• [Your objective]: Your answer must be an exact copy of the entries below, with no pictures in it.

• [Data listing]:
=== Section Start ===
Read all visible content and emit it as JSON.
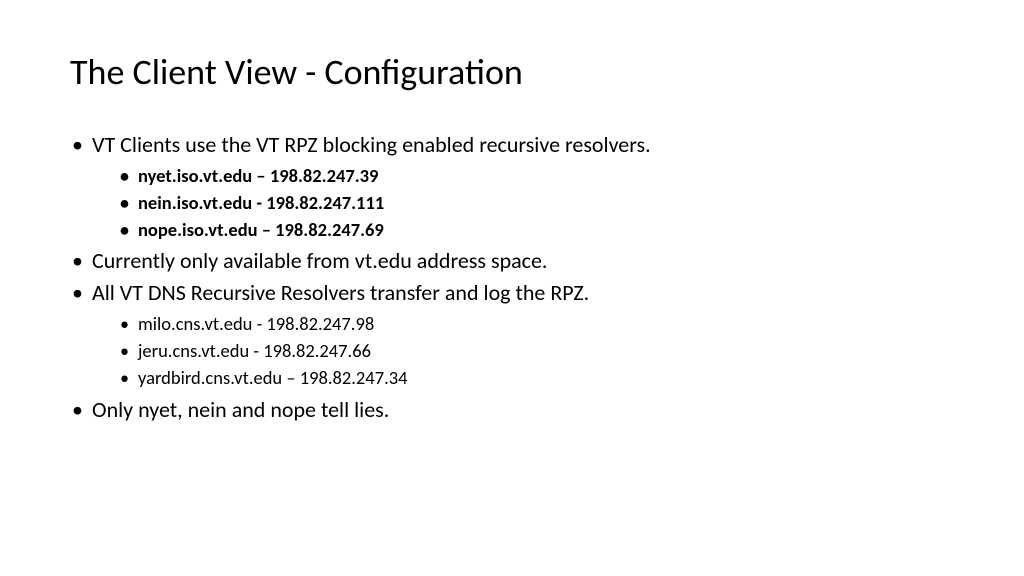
{
  "title": "The Client View - Configuration",
  "bullets": {
    "b1": "VT Clients use the VT RPZ blocking enabled recursive resolvers.",
    "b1_sub": {
      "s1": "nyet.iso.vt.edu – 198.82.247.39",
      "s2": "nein.iso.vt.edu -  198.82.247.111",
      "s3": "nope.iso.vt.edu – 198.82.247.69"
    },
    "b2": "Currently only available from vt.edu address space.",
    "b3": "All VT DNS Recursive Resolvers transfer and log the RPZ.",
    "b3_sub": {
      "s1": "milo.cns.vt.edu - 198.82.247.98",
      "s2": "jeru.cns.vt.edu -  198.82.247.66",
      "s3": "yardbird.cns.vt.edu – 198.82.247.34"
    },
    "b4": "Only nyet, nein and nope tell lies."
  }
}
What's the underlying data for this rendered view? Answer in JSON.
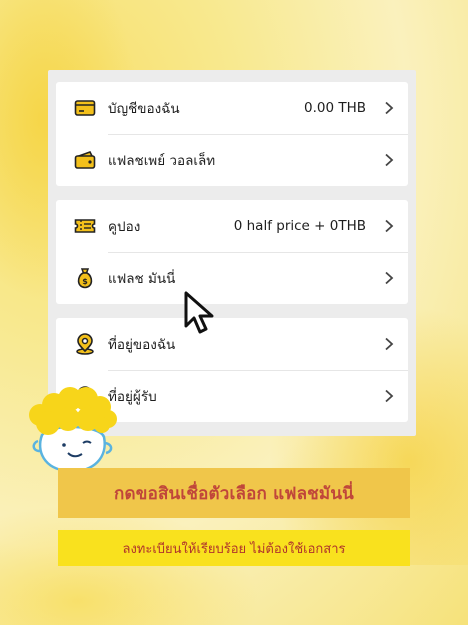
{
  "menu_group_1": [
    {
      "label": "บัญชีของฉัน",
      "value": "0.00 THB",
      "icon": "wallet-card-icon"
    },
    {
      "label": "แฟลชเพย์ วอลเล็ท",
      "value": "",
      "icon": "flash-wallet-icon"
    }
  ],
  "menu_group_2": [
    {
      "label": "คูปอง",
      "value": "0 half price + 0THB",
      "icon": "coupon-icon"
    },
    {
      "label": "แฟลช มันนี่",
      "value": "",
      "icon": "money-bag-icon"
    }
  ],
  "menu_group_3": [
    {
      "label": "ที่อยู่ของฉัน",
      "value": "",
      "icon": "location-pin-icon"
    },
    {
      "label": "ที่อยู่ผู้รับ",
      "value": "",
      "icon": "recipient-location-icon"
    }
  ],
  "banner": {
    "headline": "กดขอสินเชื่อตัวเลือก แฟลชมันนี่",
    "subline": "ลงทะเบียนให้เรียบร้อย ไม่ต้องใช้เอกสาร"
  },
  "colors": {
    "icon_yellow": "#f3c01b",
    "icon_outline": "#222222",
    "headline_bg": "#f0c64a",
    "subline_bg": "#f9e11e",
    "banner_text": "#c0463a"
  }
}
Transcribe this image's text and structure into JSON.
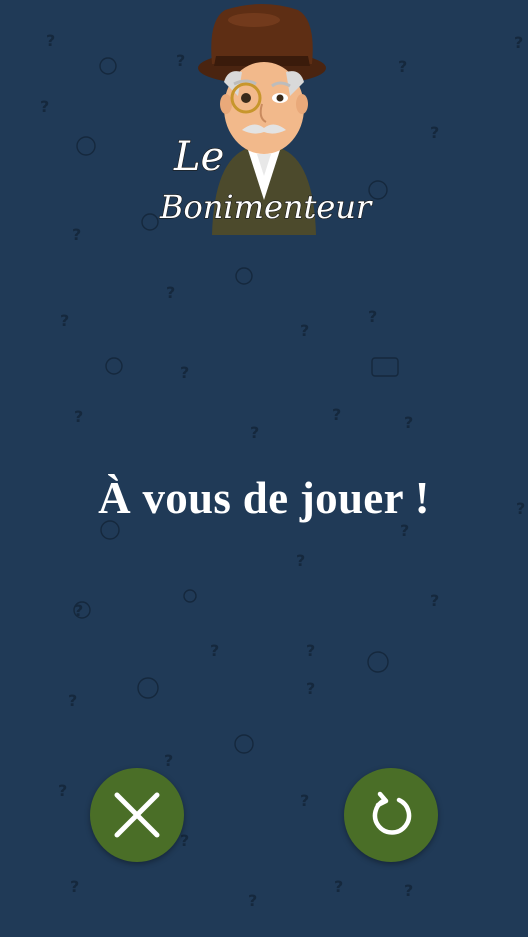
{
  "logo": {
    "line1": "Le",
    "line2": "Bonimenteur"
  },
  "main": {
    "title": "À vous de jouer !"
  },
  "actions": {
    "close_icon": "close-x-icon",
    "restart_icon": "restart-icon"
  },
  "colors": {
    "background": "#203a57",
    "button": "#4a6e27",
    "text": "#ffffff"
  }
}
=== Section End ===
• [Expected answer]:
Read all visible content and emit it as JSON.
{
  "title": "The Client View - Configuration",
  "bullets": {
    "b1": "VT Clients use the VT RPZ blocking enabled recursive resolvers.",
    "b1_sub": {
      "s1": "nyet.iso.vt.edu – 198.82.247.39",
      "s2": "nein.iso.vt.edu -  198.82.247.111",
      "s3": "nope.iso.vt.edu – 198.82.247.69"
    },
    "b2": "Currently only available from vt.edu address space.",
    "b3": "All VT DNS Recursive Resolvers transfer and log the RPZ.",
    "b3_sub": {
      "s1": "milo.cns.vt.edu - 198.82.247.98",
      "s2": "jeru.cns.vt.edu -  198.82.247.66",
      "s3": "yardbird.cns.vt.edu – 198.82.247.34"
    },
    "b4": "Only nyet, nein and nope tell lies."
  }
}
What's the underlying data for this rendered view? Answer in JSON.
{
  "menu_group_1": [
    {
      "label": "บัญชีของฉัน",
      "value": "0.00 THB",
      "icon": "wallet-card-icon"
    },
    {
      "label": "แฟลชเพย์ วอลเล็ท",
      "value": "",
      "icon": "flash-wallet-icon"
    }
  ],
  "menu_group_2": [
    {
      "label": "คูปอง",
      "value": "0 half price + 0THB",
      "icon": "coupon-icon"
    },
    {
      "label": "แฟลช มันนี่",
      "value": "",
      "icon": "money-bag-icon"
    }
  ],
  "menu_group_3": [
    {
      "label": "ที่อยู่ของฉัน",
      "value": "",
      "icon": "location-pin-icon"
    },
    {
      "label": "ที่อยู่ผู้รับ",
      "value": "",
      "icon": "recipient-location-icon"
    }
  ],
  "banner": {
    "headline": "กดขอสินเชื่อตัวเลือก แฟลชมันนี่",
    "subline": "ลงทะเบียนให้เรียบร้อย ไม่ต้องใช้เอกสาร"
  },
  "colors": {
    "icon_yellow": "#f3c01b",
    "icon_outline": "#222222",
    "headline_bg": "#f0c64a",
    "subline_bg": "#f9e11e",
    "banner_text": "#c0463a"
  }
}
Transcribe this image's text and structure into JSON.
{
  "logo": {
    "line1": "Le",
    "line2": "Bonimenteur"
  },
  "main": {
    "title": "À vous de jouer !"
  },
  "actions": {
    "close_icon": "close-x-icon",
    "restart_icon": "restart-icon"
  },
  "colors": {
    "background": "#203a57",
    "button": "#4a6e27",
    "text": "#ffffff"
  }
}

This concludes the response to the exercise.